TRY IT:
Return all the entries below exactly, except for the images they hold.

MATERIAL SUPPLIED:
========================================
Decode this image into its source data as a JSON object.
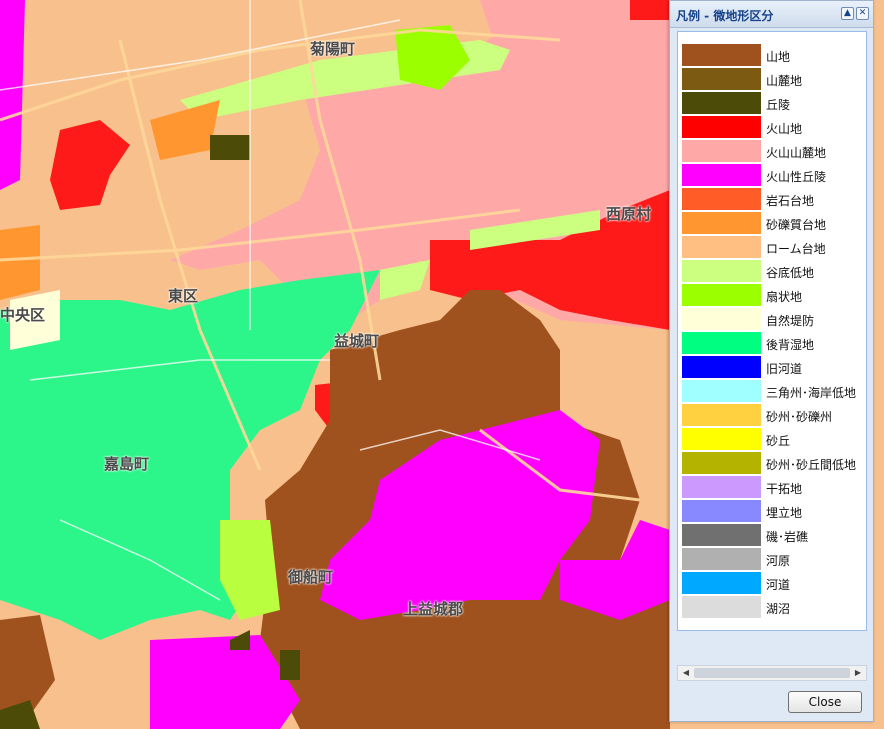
{
  "map": {
    "places": [
      "菊陽町",
      "東区",
      "益城町",
      "嘉島町",
      "御船町",
      "上益城郡",
      "西原村",
      "中央区"
    ]
  },
  "legend": {
    "title": "凡例 - 微地形区分",
    "collapse_icon": "chevron-up-icon",
    "close_icon": "close-icon",
    "items": [
      {
        "label": "山地",
        "color": "#a0521e"
      },
      {
        "label": "山麓地",
        "color": "#7d5a12"
      },
      {
        "label": "丘陵",
        "color": "#4c4c08"
      },
      {
        "label": "火山地",
        "color": "#ff0000"
      },
      {
        "label": "火山山麓地",
        "color": "#ffa8a8"
      },
      {
        "label": "火山性丘陵",
        "color": "#ff00ff"
      },
      {
        "label": "岩石台地",
        "color": "#ff5c28"
      },
      {
        "label": "砂礫質台地",
        "color": "#ff9630"
      },
      {
        "label": "ローム台地",
        "color": "#ffbe82"
      },
      {
        "label": "谷底低地",
        "color": "#ccff80"
      },
      {
        "label": "扇状地",
        "color": "#9bff00"
      },
      {
        "label": "自然堤防",
        "color": "#ffffd8"
      },
      {
        "label": "後背湿地",
        "color": "#00ff80"
      },
      {
        "label": "旧河道",
        "color": "#0000ff"
      },
      {
        "label": "三角州･海岸低地",
        "color": "#a0ffff"
      },
      {
        "label": "砂州･砂礫州",
        "color": "#ffd040"
      },
      {
        "label": "砂丘",
        "color": "#ffff00"
      },
      {
        "label": "砂州･砂丘間低地",
        "color": "#b4b400"
      },
      {
        "label": "干拓地",
        "color": "#cc99ff"
      },
      {
        "label": "埋立地",
        "color": "#8888ff"
      },
      {
        "label": "磯･岩礁",
        "color": "#707070"
      },
      {
        "label": "河原",
        "color": "#b0b0b0"
      },
      {
        "label": "河道",
        "color": "#00a8ff"
      },
      {
        "label": "湖沼",
        "color": "#dcdcdc"
      }
    ],
    "close_label": "Close"
  }
}
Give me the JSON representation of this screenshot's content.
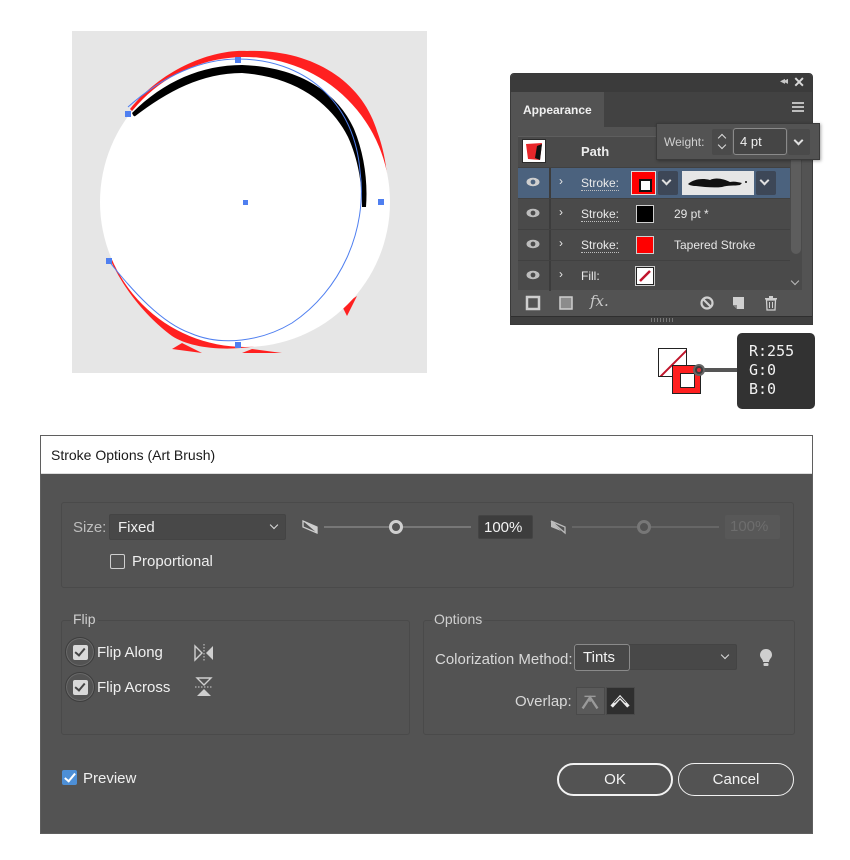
{
  "artboard": {
    "stroke_color": "#ff2020",
    "inner_stroke_color": "#000000",
    "fill_color": "#ffffff",
    "selection_color": "#4f7ff0"
  },
  "appearance_panel": {
    "tab_label": "Appearance",
    "object_label": "Path",
    "rows": [
      {
        "label": "Stroke:",
        "swatch": "#ff0000",
        "value": "",
        "selected": true
      },
      {
        "label": "Stroke:",
        "swatch": "#000000",
        "value": "29 pt *",
        "selected": false
      },
      {
        "label": "Stroke:",
        "swatch": "#ff0000",
        "value": "Tapered Stroke",
        "selected": false
      },
      {
        "label": "Fill:",
        "swatch": "none",
        "value": "",
        "selected": false
      }
    ],
    "footer_icons": [
      "add-new-stroke-icon",
      "add-new-fill-icon",
      "fx-icon",
      "clear-appearance-icon",
      "duplicate-item-icon",
      "delete-item-icon"
    ],
    "fx_label": "fx."
  },
  "weight_popup": {
    "label": "Weight:",
    "value": "4 pt"
  },
  "color_tooltip": {
    "r": "R:255",
    "g": "G:0",
    "b": "B:0"
  },
  "dialog": {
    "title": "Stroke Options (Art Brush)",
    "size_label": "Size:",
    "size_value": "Fixed",
    "size_slider_percent": 100,
    "size_percent": "100%",
    "second_percent": "100%",
    "proportional_label": "Proportional",
    "proportional_checked": false,
    "flip_legend": "Flip",
    "flip_along_label": "Flip Along",
    "flip_along_checked": true,
    "flip_across_label": "Flip Across",
    "flip_across_checked": true,
    "options_legend": "Options",
    "colorization_label": "Colorization Method:",
    "colorization_value": "Tints",
    "overlap_label": "Overlap:",
    "preview_label": "Preview",
    "preview_checked": true,
    "ok_label": "OK",
    "cancel_label": "Cancel"
  }
}
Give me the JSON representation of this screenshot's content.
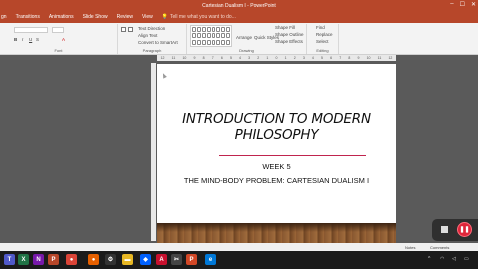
{
  "window": {
    "title": "Cartesian Dualism I - PowerPoint"
  },
  "tabs": [
    "gn",
    "Transitions",
    "Animations",
    "Slide Show",
    "Review",
    "View"
  ],
  "tell_me": "Tell me what you want to do...",
  "ribbon": {
    "groups": [
      {
        "label": "Font"
      },
      {
        "label": "Paragraph"
      },
      {
        "label": "Drawing"
      },
      {
        "label": "Editing"
      }
    ],
    "paragraph_items": [
      "Text Direction",
      "Align Text",
      "Convert to SmartArt"
    ],
    "drawing_items": [
      "Arrange",
      "Quick Styles",
      "Shape Fill",
      "Shape Outline",
      "Shape Effects"
    ],
    "editing_items": [
      "Find",
      "Replace",
      "Select"
    ]
  },
  "ruler_ticks": [
    "12",
    "11",
    "10",
    "9",
    "8",
    "7",
    "6",
    "5",
    "4",
    "3",
    "2",
    "1",
    "0",
    "1",
    "2",
    "3",
    "4",
    "5",
    "6",
    "7",
    "8",
    "9",
    "10",
    "11",
    "12"
  ],
  "slide": {
    "title": "INTRODUCTION TO MODERN PHILOSOPHY",
    "week": "WEEK 5",
    "subtitle": "THE MIND-BODY PROBLEM: CARTESIAN DUALISM I",
    "accent_color": "#c0244e"
  },
  "statusbar": {
    "notes": "Notes",
    "comments": "Comments"
  },
  "taskbar": {
    "apps": [
      {
        "name": "teams",
        "glyph": "T",
        "color": "#5059c9"
      },
      {
        "name": "excel",
        "glyph": "X",
        "color": "#217346"
      },
      {
        "name": "onenote",
        "glyph": "N",
        "color": "#7719aa"
      },
      {
        "name": "powerpoint",
        "glyph": "P",
        "color": "#b7472a"
      },
      {
        "name": "chrome",
        "glyph": "●",
        "color": "#db4437"
      },
      {
        "name": "firefox",
        "glyph": "●",
        "color": "#e66000"
      },
      {
        "name": "settings",
        "glyph": "⚙",
        "color": "#333333"
      },
      {
        "name": "file-explorer",
        "glyph": "▬",
        "color": "#e8b824"
      },
      {
        "name": "dropbox",
        "glyph": "◆",
        "color": "#0061ff"
      },
      {
        "name": "acrobat",
        "glyph": "A",
        "color": "#c8102e"
      },
      {
        "name": "snipping",
        "glyph": "✂",
        "color": "#444444"
      },
      {
        "name": "powerpoint-2",
        "glyph": "P",
        "color": "#d24726"
      },
      {
        "name": "edge",
        "glyph": "e",
        "color": "#0078d7"
      }
    ]
  }
}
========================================
RESPONSE AREA:
Decode this image into its source data as a JSON object.
{
  "map": {
    "places": [
      "菊陽町",
      "東区",
      "益城町",
      "嘉島町",
      "御船町",
      "上益城郡",
      "西原村",
      "中央区"
    ]
  },
  "legend": {
    "title": "凡例 - 微地形区分",
    "collapse_icon": "chevron-up-icon",
    "close_icon": "close-icon",
    "items": [
      {
        "label": "山地",
        "color": "#a0521e"
      },
      {
        "label": "山麓地",
        "color": "#7d5a12"
      },
      {
        "label": "丘陵",
        "color": "#4c4c08"
      },
      {
        "label": "火山地",
        "color": "#ff0000"
      },
      {
        "label": "火山山麓地",
        "color": "#ffa8a8"
      },
      {
        "label": "火山性丘陵",
        "color": "#ff00ff"
      },
      {
        "label": "岩石台地",
        "color": "#ff5c28"
      },
      {
        "label": "砂礫質台地",
        "color": "#ff9630"
      },
      {
        "label": "ローム台地",
        "color": "#ffbe82"
      },
      {
        "label": "谷底低地",
        "color": "#ccff80"
      },
      {
        "label": "扇状地",
        "color": "#9bff00"
      },
      {
        "label": "自然堤防",
        "color": "#ffffd8"
      },
      {
        "label": "後背湿地",
        "color": "#00ff80"
      },
      {
        "label": "旧河道",
        "color": "#0000ff"
      },
      {
        "label": "三角州･海岸低地",
        "color": "#a0ffff"
      },
      {
        "label": "砂州･砂礫州",
        "color": "#ffd040"
      },
      {
        "label": "砂丘",
        "color": "#ffff00"
      },
      {
        "label": "砂州･砂丘間低地",
        "color": "#b4b400"
      },
      {
        "label": "干拓地",
        "color": "#cc99ff"
      },
      {
        "label": "埋立地",
        "color": "#8888ff"
      },
      {
        "label": "磯･岩礁",
        "color": "#707070"
      },
      {
        "label": "河原",
        "color": "#b0b0b0"
      },
      {
        "label": "河道",
        "color": "#00a8ff"
      },
      {
        "label": "湖沼",
        "color": "#dcdcdc"
      }
    ],
    "close_label": "Close"
  }
}
Give me the JSON representation of this screenshot's content.
{
  "artboard": {
    "stroke_color": "#ff2020",
    "inner_stroke_color": "#000000",
    "fill_color": "#ffffff",
    "selection_color": "#4f7ff0"
  },
  "appearance_panel": {
    "tab_label": "Appearance",
    "object_label": "Path",
    "rows": [
      {
        "label": "Stroke:",
        "swatch": "#ff0000",
        "value": "",
        "selected": true
      },
      {
        "label": "Stroke:",
        "swatch": "#000000",
        "value": "29 pt *",
        "selected": false
      },
      {
        "label": "Stroke:",
        "swatch": "#ff0000",
        "value": "Tapered Stroke",
        "selected": false
      },
      {
        "label": "Fill:",
        "swatch": "none",
        "value": "",
        "selected": false
      }
    ],
    "footer_icons": [
      "add-new-stroke-icon",
      "add-new-fill-icon",
      "fx-icon",
      "clear-appearance-icon",
      "duplicate-item-icon",
      "delete-item-icon"
    ],
    "fx_label": "fx."
  },
  "weight_popup": {
    "label": "Weight:",
    "value": "4 pt"
  },
  "color_tooltip": {
    "r": "R:255",
    "g": "G:0",
    "b": "B:0"
  },
  "dialog": {
    "title": "Stroke Options (Art Brush)",
    "size_label": "Size:",
    "size_value": "Fixed",
    "size_slider_percent": 100,
    "size_percent": "100%",
    "second_percent": "100%",
    "proportional_label": "Proportional",
    "proportional_checked": false,
    "flip_legend": "Flip",
    "flip_along_label": "Flip Along",
    "flip_along_checked": true,
    "flip_across_label": "Flip Across",
    "flip_across_checked": true,
    "options_legend": "Options",
    "colorization_label": "Colorization Method:",
    "colorization_value": "Tints",
    "overlap_label": "Overlap:",
    "preview_label": "Preview",
    "preview_checked": true,
    "ok_label": "OK",
    "cancel_label": "Cancel"
  }
}
Give me the JSON representation of this screenshot's content.
{
  "window": {
    "title": "Cartesian Dualism I - PowerPoint"
  },
  "tabs": [
    "gn",
    "Transitions",
    "Animations",
    "Slide Show",
    "Review",
    "View"
  ],
  "tell_me": "Tell me what you want to do...",
  "ribbon": {
    "groups": [
      {
        "label": "Font"
      },
      {
        "label": "Paragraph"
      },
      {
        "label": "Drawing"
      },
      {
        "label": "Editing"
      }
    ],
    "paragraph_items": [
      "Text Direction",
      "Align Text",
      "Convert to SmartArt"
    ],
    "drawing_items": [
      "Arrange",
      "Quick Styles",
      "Shape Fill",
      "Shape Outline",
      "Shape Effects"
    ],
    "editing_items": [
      "Find",
      "Replace",
      "Select"
    ]
  },
  "ruler_ticks": [
    "12",
    "11",
    "10",
    "9",
    "8",
    "7",
    "6",
    "5",
    "4",
    "3",
    "2",
    "1",
    "0",
    "1",
    "2",
    "3",
    "4",
    "5",
    "6",
    "7",
    "8",
    "9",
    "10",
    "11",
    "12"
  ],
  "slide": {
    "title": "INTRODUCTION TO MODERN PHILOSOPHY",
    "week": "WEEK 5",
    "subtitle": "THE MIND-BODY PROBLEM: CARTESIAN DUALISM I",
    "accent_color": "#c0244e"
  },
  "statusbar": {
    "notes": "Notes",
    "comments": "Comments"
  },
  "taskbar": {
    "apps": [
      {
        "name": "teams",
        "glyph": "T",
        "color": "#5059c9"
      },
      {
        "name": "excel",
        "glyph": "X",
        "color": "#217346"
      },
      {
        "name": "onenote",
        "glyph": "N",
        "color": "#7719aa"
      },
      {
        "name": "powerpoint",
        "glyph": "P",
        "color": "#b7472a"
      },
      {
        "name": "chrome",
        "glyph": "●",
        "color": "#db4437"
      },
      {
        "name": "firefox",
        "glyph": "●",
        "color": "#e66000"
      },
      {
        "name": "settings",
        "glyph": "⚙",
        "color": "#333333"
      },
      {
        "name": "file-explorer",
        "glyph": "▬",
        "color": "#e8b824"
      },
      {
        "name": "dropbox",
        "glyph": "◆",
        "color": "#0061ff"
      },
      {
        "name": "acrobat",
        "glyph": "A",
        "color": "#c8102e"
      },
      {
        "name": "snipping",
        "glyph": "✂",
        "color": "#444444"
      },
      {
        "name": "powerpoint-2",
        "glyph": "P",
        "color": "#d24726"
      },
      {
        "name": "edge",
        "glyph": "e",
        "color": "#0078d7"
      }
    ]
  }
}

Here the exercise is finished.